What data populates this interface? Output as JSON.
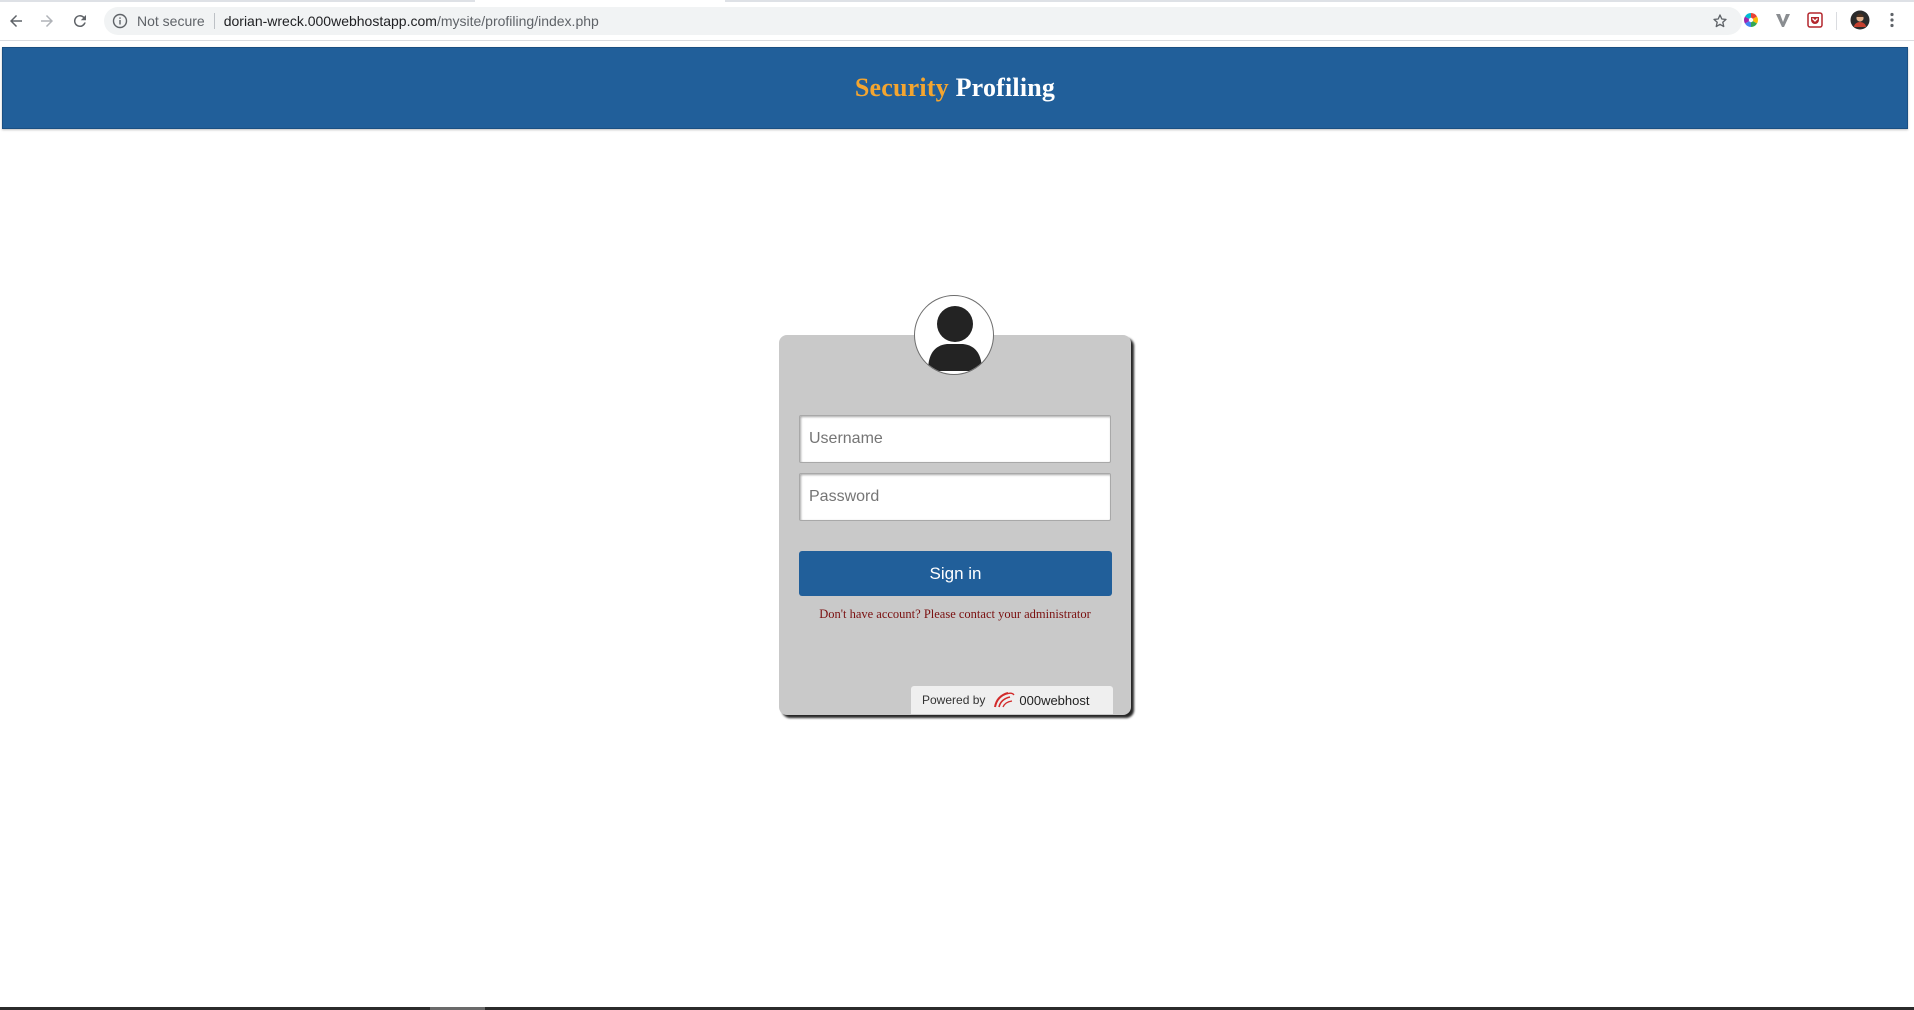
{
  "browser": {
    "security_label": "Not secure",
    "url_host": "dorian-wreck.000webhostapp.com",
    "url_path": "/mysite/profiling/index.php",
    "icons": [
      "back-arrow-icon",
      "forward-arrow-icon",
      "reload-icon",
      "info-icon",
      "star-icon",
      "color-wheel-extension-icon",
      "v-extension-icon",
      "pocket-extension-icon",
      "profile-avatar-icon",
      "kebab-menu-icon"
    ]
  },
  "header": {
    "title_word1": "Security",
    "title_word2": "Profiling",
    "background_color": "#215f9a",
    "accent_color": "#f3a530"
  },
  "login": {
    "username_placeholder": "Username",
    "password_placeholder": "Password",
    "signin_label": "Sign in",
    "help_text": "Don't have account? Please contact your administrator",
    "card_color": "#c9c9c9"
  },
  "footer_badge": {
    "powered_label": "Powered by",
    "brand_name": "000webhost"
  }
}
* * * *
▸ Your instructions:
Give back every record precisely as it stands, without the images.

▸ Task output:
What data populates this interface? Output as JSON.
{
  "browser": {
    "security_label": "Not secure",
    "url_host": "dorian-wreck.000webhostapp.com",
    "url_path": "/mysite/profiling/index.php",
    "icons": [
      "back-arrow-icon",
      "forward-arrow-icon",
      "reload-icon",
      "info-icon",
      "star-icon",
      "color-wheel-extension-icon",
      "v-extension-icon",
      "pocket-extension-icon",
      "profile-avatar-icon",
      "kebab-menu-icon"
    ]
  },
  "header": {
    "title_word1": "Security",
    "title_word2": "Profiling",
    "background_color": "#215f9a",
    "accent_color": "#f3a530"
  },
  "login": {
    "username_placeholder": "Username",
    "password_placeholder": "Password",
    "signin_label": "Sign in",
    "help_text": "Don't have account? Please contact your administrator",
    "card_color": "#c9c9c9"
  },
  "footer_badge": {
    "powered_label": "Powered by",
    "brand_name": "000webhost"
  }
}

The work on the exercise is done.